As an observer of the Mexican political scene, and someone who has done business across international borders, I know first hand about how other countries enforce immigration laws. In fact, I have always been impressed with how serious immigration laws are regarded across the globe. In other words, I always treated immigration laws as something to be respected not something that my company would avoid or treat lightly.
Therefore, I found this article from Seth Barron rather good:
In virtually any other country, the deportation of aliens who have overstayed their visas or who are working in the underground economy might merit a brief mention in the newspaper.
Deporting aliens who have committed serious crimes is understood in most nations to be a necessary duty of the state, like sanitation or the licensing of medical professionals.
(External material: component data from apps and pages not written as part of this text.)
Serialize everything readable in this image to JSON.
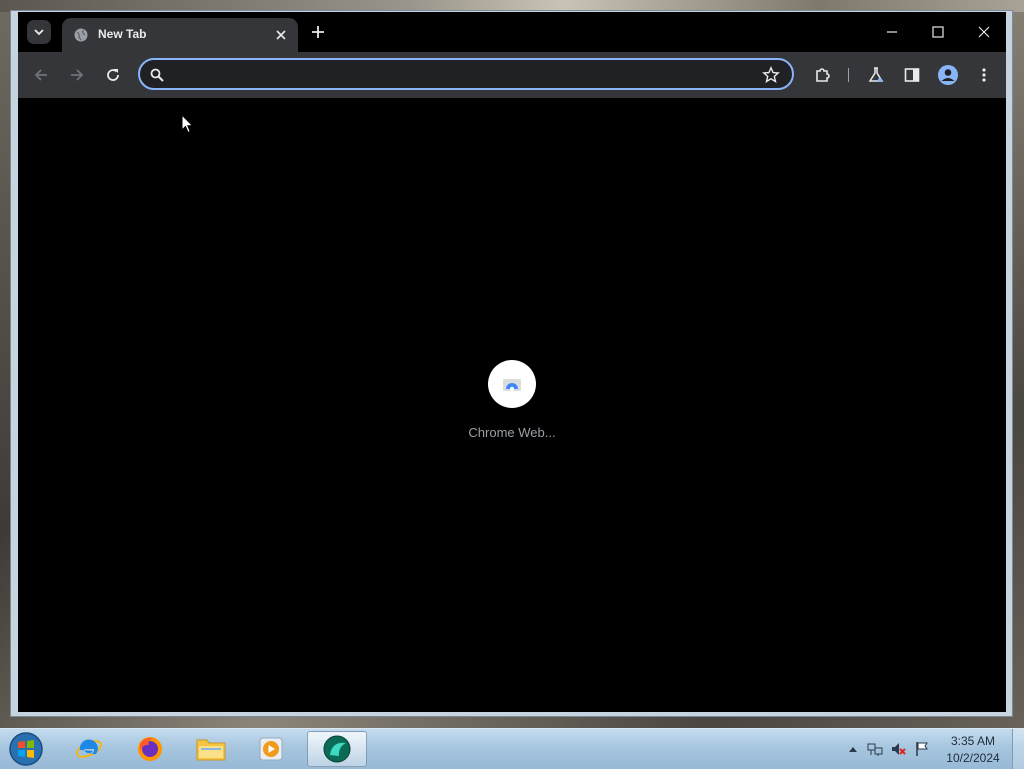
{
  "browser": {
    "tab": {
      "title": "New Tab"
    },
    "omnibox": {
      "value": "",
      "placeholder": ""
    },
    "accent_color": "#8ab4f8"
  },
  "new_tab_page": {
    "shortcuts": [
      {
        "label": "Chrome Web...",
        "icon": "chrome-web-store-icon"
      }
    ]
  },
  "taskbar": {
    "pinned": [
      "internet-explorer-icon",
      "firefox-icon",
      "file-explorer-icon",
      "media-player-icon",
      "chrome-app-icon"
    ],
    "clock": {
      "time": "3:35 AM",
      "date": "10/2/2024"
    },
    "tray_icons": [
      "show-hidden-icons-arrow",
      "network-icon",
      "volume-muted-icon",
      "action-center-flag-icon"
    ]
  }
}
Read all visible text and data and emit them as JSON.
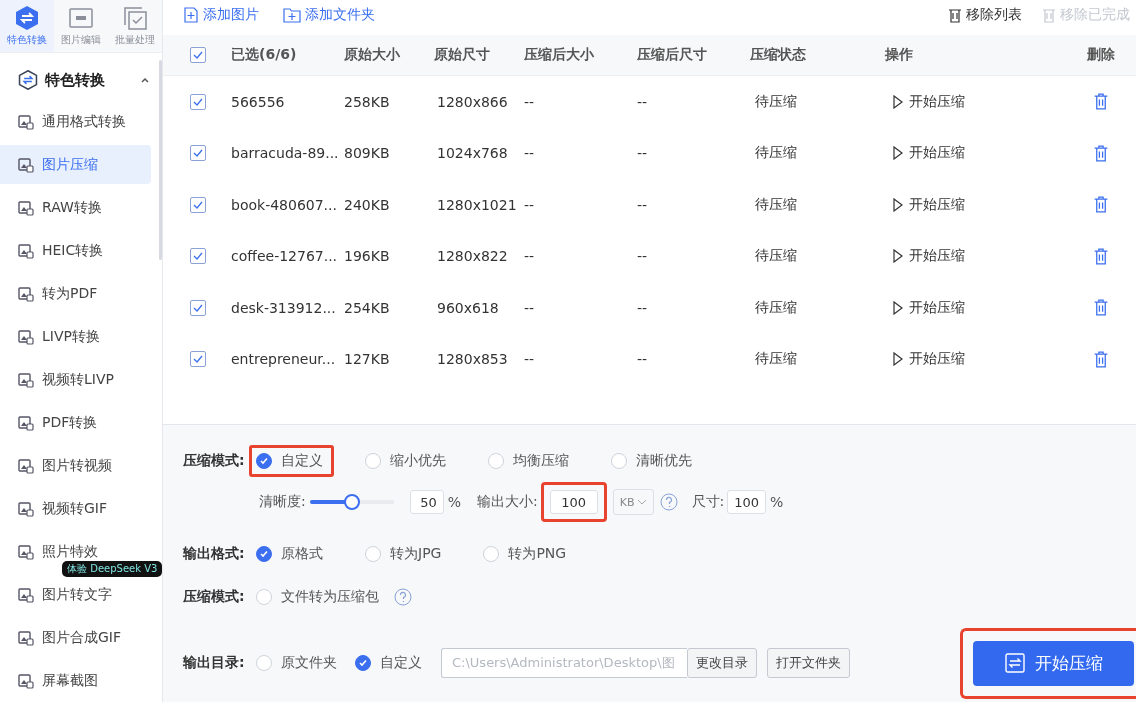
{
  "top_tabs": [
    {
      "label": "特色转换",
      "selected": true
    },
    {
      "label": "图片编辑",
      "selected": false
    },
    {
      "label": "批量处理",
      "selected": false
    }
  ],
  "sidebar": {
    "group": {
      "label": "特色转换",
      "expanded": true
    },
    "items": [
      {
        "label": "通用格式转换",
        "selected": false
      },
      {
        "label": "图片压缩",
        "selected": true
      },
      {
        "label": "RAW转换",
        "selected": false
      },
      {
        "label": "HEIC转换",
        "selected": false
      },
      {
        "label": "转为PDF",
        "selected": false
      },
      {
        "label": "LIVP转换",
        "selected": false
      },
      {
        "label": "视频转LIVP",
        "selected": false
      },
      {
        "label": "PDF转换",
        "selected": false
      },
      {
        "label": "图片转视频",
        "selected": false
      },
      {
        "label": "视频转GIF",
        "selected": false
      },
      {
        "label": "照片特效",
        "selected": false
      },
      {
        "label": "图片转文字",
        "selected": false,
        "badge": "体验 DeepSeek V3"
      },
      {
        "label": "图片合成GIF",
        "selected": false
      },
      {
        "label": "屏幕截图",
        "selected": false
      }
    ]
  },
  "toolbar": {
    "add_image": "添加图片",
    "add_folder": "添加文件夹",
    "remove_list": {
      "label": "移除列表",
      "disabled": false
    },
    "remove_done": {
      "label": "移除已完成",
      "disabled": true
    }
  },
  "table": {
    "select_all": true,
    "columns": [
      "已选(6/6)",
      "原始大小",
      "原始尺寸",
      "压缩后大小",
      "压缩后尺寸",
      "压缩状态",
      "操作",
      "删除"
    ],
    "rows": [
      {
        "checked": true,
        "name": "566556",
        "size": "258KB",
        "dims": "1280x866",
        "new_size": "--",
        "new_dims": "--",
        "status": "待压缩",
        "action": "开始压缩"
      },
      {
        "checked": true,
        "name": "barracuda-89...",
        "size": "809KB",
        "dims": "1024x768",
        "new_size": "--",
        "new_dims": "--",
        "status": "待压缩",
        "action": "开始压缩"
      },
      {
        "checked": true,
        "name": "book-480607...",
        "size": "240KB",
        "dims": "1280x1021",
        "new_size": "--",
        "new_dims": "--",
        "status": "待压缩",
        "action": "开始压缩"
      },
      {
        "checked": true,
        "name": "coffee-12767...",
        "size": "196KB",
        "dims": "1280x822",
        "new_size": "--",
        "new_dims": "--",
        "status": "待压缩",
        "action": "开始压缩"
      },
      {
        "checked": true,
        "name": "desk-313912...",
        "size": "254KB",
        "dims": "960x618",
        "new_size": "--",
        "new_dims": "--",
        "status": "待压缩",
        "action": "开始压缩"
      },
      {
        "checked": true,
        "name": "entrepreneur...",
        "size": "127KB",
        "dims": "1280x853",
        "new_size": "--",
        "new_dims": "--",
        "status": "待压缩",
        "action": "开始压缩"
      }
    ]
  },
  "settings": {
    "mode": {
      "label": "压缩模式:",
      "options": [
        {
          "label": "自定义",
          "selected": true,
          "highlighted": true
        },
        {
          "label": "缩小优先",
          "selected": false,
          "highlighted": false
        },
        {
          "label": "均衡压缩",
          "selected": false,
          "highlighted": false
        },
        {
          "label": "清晰优先",
          "selected": false,
          "highlighted": false
        }
      ]
    },
    "quality": {
      "label": "清晰度:",
      "level": 0.5,
      "value": "50",
      "unit": "%"
    },
    "output_size": {
      "label": "输出大小:",
      "value": "100",
      "highlighted": true,
      "unit": "KB"
    },
    "dimension": {
      "label": "尺寸:",
      "value": "100",
      "unit": "%"
    },
    "format": {
      "label": "输出格式:",
      "options": [
        {
          "label": "原格式",
          "selected": true
        },
        {
          "label": "转为JPG",
          "selected": false
        },
        {
          "label": "转为PNG",
          "selected": false
        }
      ]
    },
    "archive": {
      "label": "压缩模式:",
      "option": "文件转为压缩包",
      "checked": false
    },
    "output_dir": {
      "label": "输出目录:",
      "options": [
        {
          "label": "原文件夹",
          "selected": false
        },
        {
          "label": "自定义",
          "selected": true
        }
      ],
      "path": "C:\\Users\\Administrator\\Desktop\\图",
      "change": "更改目录",
      "open": "打开文件夹"
    },
    "start": {
      "label": "开始压缩",
      "highlighted": true
    }
  }
}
Nobody thinks twice about deporting criminals in these countries, and immigration enforcement is an uncontroversial aspect of national life.
Canada — often cited by progressives as a model of civilized multiculturalism — deports aliens at almost twice the rate that the U.S. does. Between 2006 and 2014,
Canadian immigration authorities deported, on average, 35 people per day, or about 13,000 annually.
The United States, with nine times the population of Canada, removed about 65,000 illegal aliens from within the borders of the country in 2016.
My own personal experience supports this:
1) I worked legally in Mexico for a U.S. company under an FM-2, or a work visa. The document clearly said in black and white that I had to carry this document in case I had to prove to the Mexican authorities that I was legally in the country. It did not happen to me but I heard a story of a business friend whose wife was involved in a car crash and had to prove her status. To be fair, the insurance company settled the matter satisfactorily but her immigration status was part of the process.
2) I took several business trips to Venezuela and Panama. My lawyer made it very clear that I had to get a “business visa” rather than a “tourist visa”. Why? Because I could find myself in trouble if I was doing business as a tourist. What was the difference? It was more costly to get a business visa but it was a safer route.
It is very surprising for me to hear all the outrage from Democrats and their friends in the media, about these raids underway. In many cases, the people being arrested are engaged in criminal behavior while others who have refused to obey a court order.
As Mr. Barron points out:
The indignation of activists and progressive politicians about the enforcement of our immigration laws is perhaps predictable, but acquainting themselves with global norms regarding legal migration and deportation might help keep their blood pressure under control.
So how did we get here? I place the blame for this confusion on the Obama administration and their politicization of immigration laws. It was shameful and a correction is desperately needed!